REQUIREMENT → Write out all the entries word for word, but skip any images.

DATA SHOWN →

↓↓↓

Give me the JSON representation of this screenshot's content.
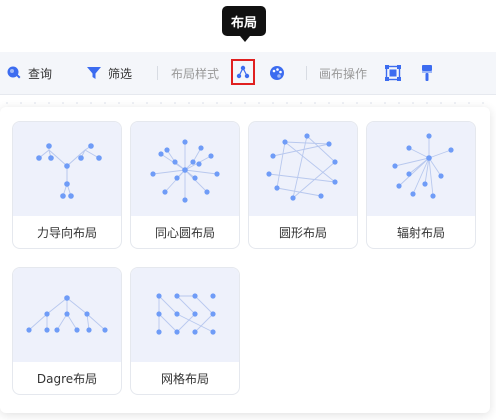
{
  "tooltip": {
    "text": "布局"
  },
  "toolbar": {
    "query": {
      "label": "查询",
      "icon": "search-icon"
    },
    "filter": {
      "label": "筛选",
      "icon": "filter-icon"
    },
    "layout_style": {
      "label": "布局样式"
    },
    "layout_button_icon": "layout-icon",
    "palette_icon": "palette-icon",
    "canvas_ops": {
      "label": "画布操作"
    },
    "fit_icon": "fit-view-icon",
    "brush_icon": "brush-icon"
  },
  "layouts": [
    {
      "label": "力导向布局",
      "icon": "force-layout-icon"
    },
    {
      "label": "同心圆布局",
      "icon": "concentric-layout-icon"
    },
    {
      "label": "圆形布局",
      "icon": "circular-layout-icon"
    },
    {
      "label": "辐射布局",
      "icon": "radial-layout-icon"
    },
    {
      "label": "Dagre布局",
      "icon": "dagre-layout-icon"
    },
    {
      "label": "网格布局",
      "icon": "grid-layout-icon"
    }
  ],
  "colors": {
    "accent": "#3c6cf0",
    "node": "#6f9cf7",
    "edge": "#b8c8ee",
    "highlight": "#e02020"
  }
}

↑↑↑

OUTPUT OF THE EXERCISE →
Give me the JSON representation of this screenshot's content.
{
  "tooltip": {
    "text": "布局"
  },
  "toolbar": {
    "query": {
      "label": "查询",
      "icon": "search-icon"
    },
    "filter": {
      "label": "筛选",
      "icon": "filter-icon"
    },
    "layout_style": {
      "label": "布局样式"
    },
    "layout_button_icon": "layout-icon",
    "palette_icon": "palette-icon",
    "canvas_ops": {
      "label": "画布操作"
    },
    "fit_icon": "fit-view-icon",
    "brush_icon": "brush-icon"
  },
  "layouts": [
    {
      "label": "力导向布局",
      "icon": "force-layout-icon"
    },
    {
      "label": "同心圆布局",
      "icon": "concentric-layout-icon"
    },
    {
      "label": "圆形布局",
      "icon": "circular-layout-icon"
    },
    {
      "label": "辐射布局",
      "icon": "radial-layout-icon"
    },
    {
      "label": "Dagre布局",
      "icon": "dagre-layout-icon"
    },
    {
      "label": "网格布局",
      "icon": "grid-layout-icon"
    }
  ],
  "colors": {
    "accent": "#3c6cf0",
    "node": "#6f9cf7",
    "edge": "#b8c8ee",
    "highlight": "#e02020"
  }
}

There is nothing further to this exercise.